[Element data from apps and pages]
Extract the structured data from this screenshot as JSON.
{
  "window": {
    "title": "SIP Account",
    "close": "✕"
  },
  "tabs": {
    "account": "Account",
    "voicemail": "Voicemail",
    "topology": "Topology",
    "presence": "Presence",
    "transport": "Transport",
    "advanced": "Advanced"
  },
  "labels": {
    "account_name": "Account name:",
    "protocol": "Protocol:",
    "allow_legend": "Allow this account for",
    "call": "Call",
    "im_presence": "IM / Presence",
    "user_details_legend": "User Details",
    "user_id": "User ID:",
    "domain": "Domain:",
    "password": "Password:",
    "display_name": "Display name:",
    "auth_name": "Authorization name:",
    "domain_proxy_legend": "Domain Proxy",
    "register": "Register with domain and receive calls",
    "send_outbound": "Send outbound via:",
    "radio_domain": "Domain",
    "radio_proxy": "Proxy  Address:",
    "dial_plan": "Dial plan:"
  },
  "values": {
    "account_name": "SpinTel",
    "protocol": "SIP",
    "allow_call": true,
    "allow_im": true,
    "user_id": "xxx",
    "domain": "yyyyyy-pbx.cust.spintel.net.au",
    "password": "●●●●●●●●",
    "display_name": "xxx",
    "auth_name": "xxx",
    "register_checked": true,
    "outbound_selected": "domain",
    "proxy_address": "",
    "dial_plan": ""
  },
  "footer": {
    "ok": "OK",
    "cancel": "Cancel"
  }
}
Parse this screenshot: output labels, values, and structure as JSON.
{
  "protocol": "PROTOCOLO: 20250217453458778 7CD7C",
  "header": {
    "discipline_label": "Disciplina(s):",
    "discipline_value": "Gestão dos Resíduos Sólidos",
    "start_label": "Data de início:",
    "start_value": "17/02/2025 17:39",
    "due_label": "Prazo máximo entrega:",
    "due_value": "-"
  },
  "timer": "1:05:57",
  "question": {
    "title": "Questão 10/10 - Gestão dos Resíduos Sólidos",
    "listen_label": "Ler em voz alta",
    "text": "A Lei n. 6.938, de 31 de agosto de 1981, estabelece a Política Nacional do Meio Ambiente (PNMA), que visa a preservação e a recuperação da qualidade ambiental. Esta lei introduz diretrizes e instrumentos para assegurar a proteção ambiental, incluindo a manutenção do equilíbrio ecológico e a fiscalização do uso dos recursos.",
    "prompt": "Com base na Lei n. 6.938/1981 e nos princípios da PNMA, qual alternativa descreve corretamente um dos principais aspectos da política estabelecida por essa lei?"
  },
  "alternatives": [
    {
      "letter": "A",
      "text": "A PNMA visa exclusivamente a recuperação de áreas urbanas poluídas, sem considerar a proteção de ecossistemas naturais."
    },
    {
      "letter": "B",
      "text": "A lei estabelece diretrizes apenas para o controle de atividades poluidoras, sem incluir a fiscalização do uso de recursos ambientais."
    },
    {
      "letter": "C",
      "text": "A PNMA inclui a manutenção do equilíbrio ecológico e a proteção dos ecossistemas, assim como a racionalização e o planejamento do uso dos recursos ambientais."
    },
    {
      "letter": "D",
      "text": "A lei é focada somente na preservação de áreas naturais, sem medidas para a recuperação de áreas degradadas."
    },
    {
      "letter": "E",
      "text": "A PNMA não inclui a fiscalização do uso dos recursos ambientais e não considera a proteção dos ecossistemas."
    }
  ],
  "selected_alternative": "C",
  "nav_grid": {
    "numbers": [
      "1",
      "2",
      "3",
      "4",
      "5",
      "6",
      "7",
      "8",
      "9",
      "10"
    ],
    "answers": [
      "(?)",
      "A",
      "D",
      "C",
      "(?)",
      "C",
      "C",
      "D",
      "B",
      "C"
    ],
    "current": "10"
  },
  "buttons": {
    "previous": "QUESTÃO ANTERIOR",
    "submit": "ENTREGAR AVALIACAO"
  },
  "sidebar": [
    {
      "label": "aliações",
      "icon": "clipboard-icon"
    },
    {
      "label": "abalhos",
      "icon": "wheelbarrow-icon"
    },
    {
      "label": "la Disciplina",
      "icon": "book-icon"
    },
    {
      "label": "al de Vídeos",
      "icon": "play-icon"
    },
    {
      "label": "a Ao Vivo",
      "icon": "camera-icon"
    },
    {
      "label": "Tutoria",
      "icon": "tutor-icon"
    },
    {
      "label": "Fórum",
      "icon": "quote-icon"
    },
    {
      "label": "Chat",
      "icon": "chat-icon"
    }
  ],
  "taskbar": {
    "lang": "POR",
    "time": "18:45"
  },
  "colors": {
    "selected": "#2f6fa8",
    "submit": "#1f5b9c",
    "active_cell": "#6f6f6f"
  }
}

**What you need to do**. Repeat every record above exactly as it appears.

**Solution to this exercise**.
Extract the structured data from this screenshot as JSON.
{
  "window": {
    "title": "SIP Account",
    "close": "✕"
  },
  "tabs": {
    "account": "Account",
    "voicemail": "Voicemail",
    "topology": "Topology",
    "presence": "Presence",
    "transport": "Transport",
    "advanced": "Advanced"
  },
  "labels": {
    "account_name": "Account name:",
    "protocol": "Protocol:",
    "allow_legend": "Allow this account for",
    "call": "Call",
    "im_presence": "IM / Presence",
    "user_details_legend": "User Details",
    "user_id": "User ID:",
    "domain": "Domain:",
    "password": "Password:",
    "display_name": "Display name:",
    "auth_name": "Authorization name:",
    "domain_proxy_legend": "Domain Proxy",
    "register": "Register with domain and receive calls",
    "send_outbound": "Send outbound via:",
    "radio_domain": "Domain",
    "radio_proxy": "Proxy  Address:",
    "dial_plan": "Dial plan:"
  },
  "values": {
    "account_name": "SpinTel",
    "protocol": "SIP",
    "allow_call": true,
    "allow_im": true,
    "user_id": "xxx",
    "domain": "yyyyyy-pbx.cust.spintel.net.au",
    "password": "●●●●●●●●",
    "display_name": "xxx",
    "auth_name": "xxx",
    "register_checked": true,
    "outbound_selected": "domain",
    "proxy_address": "",
    "dial_plan": ""
  },
  "footer": {
    "ok": "OK",
    "cancel": "Cancel"
  }
}
Parse this screenshot: output labels, values, and structure as JSON.
{
  "protocol": "PROTOCOLO: 20250217453458778 7CD7C",
  "header": {
    "discipline_label": "Disciplina(s):",
    "discipline_value": "Gestão dos Resíduos Sólidos",
    "start_label": "Data de início:",
    "start_value": "17/02/2025 17:39",
    "due_label": "Prazo máximo entrega:",
    "due_value": "-"
  },
  "timer": "1:05:57",
  "question": {
    "title": "Questão 10/10 - Gestão dos Resíduos Sólidos",
    "listen_label": "Ler em voz alta",
    "text": "A Lei n. 6.938, de 31 de agosto de 1981, estabelece a Política Nacional do Meio Ambiente (PNMA), que visa a preservação e a recuperação da qualidade ambiental. Esta lei introduz diretrizes e instrumentos para assegurar a proteção ambiental, incluindo a manutenção do equilíbrio ecológico e a fiscalização do uso dos recursos.",
    "prompt": "Com base na Lei n. 6.938/1981 e nos princípios da PNMA, qual alternativa descreve corretamente um dos principais aspectos da política estabelecida por essa lei?"
  },
  "alternatives": [
    {
      "letter": "A",
      "text": "A PNMA visa exclusivamente a recuperação de áreas urbanas poluídas, sem considerar a proteção de ecossistemas naturais."
    },
    {
      "letter": "B",
      "text": "A lei estabelece diretrizes apenas para o controle de atividades poluidoras, sem incluir a fiscalização do uso de recursos ambientais."
    },
    {
      "letter": "C",
      "text": "A PNMA inclui a manutenção do equilíbrio ecológico e a proteção dos ecossistemas, assim como a racionalização e o planejamento do uso dos recursos ambientais."
    },
    {
      "letter": "D",
      "text": "A lei é focada somente na preservação de áreas naturais, sem medidas para a recuperação de áreas degradadas."
    },
    {
      "letter": "E",
      "text": "A PNMA não inclui a fiscalização do uso dos recursos ambientais e não considera a proteção dos ecossistemas."
    }
  ],
  "selected_alternative": "C",
  "nav_grid": {
    "numbers": [
      "1",
      "2",
      "3",
      "4",
      "5",
      "6",
      "7",
      "8",
      "9",
      "10"
    ],
    "answers": [
      "(?)",
      "A",
      "D",
      "C",
      "(?)",
      "C",
      "C",
      "D",
      "B",
      "C"
    ],
    "current": "10"
  },
  "buttons": {
    "previous": "QUESTÃO ANTERIOR",
    "submit": "ENTREGAR AVALIACAO"
  },
  "sidebar": [
    {
      "label": "aliações",
      "icon": "clipboard-icon"
    },
    {
      "label": "abalhos",
      "icon": "wheelbarrow-icon"
    },
    {
      "label": "la Disciplina",
      "icon": "book-icon"
    },
    {
      "label": "al de Vídeos",
      "icon": "play-icon"
    },
    {
      "label": "a Ao Vivo",
      "icon": "camera-icon"
    },
    {
      "label": "Tutoria",
      "icon": "tutor-icon"
    },
    {
      "label": "Fórum",
      "icon": "quote-icon"
    },
    {
      "label": "Chat",
      "icon": "chat-icon"
    }
  ],
  "taskbar": {
    "lang": "POR",
    "time": "18:45"
  },
  "colors": {
    "selected": "#2f6fa8",
    "submit": "#1f5b9c",
    "active_cell": "#6f6f6f"
  }
}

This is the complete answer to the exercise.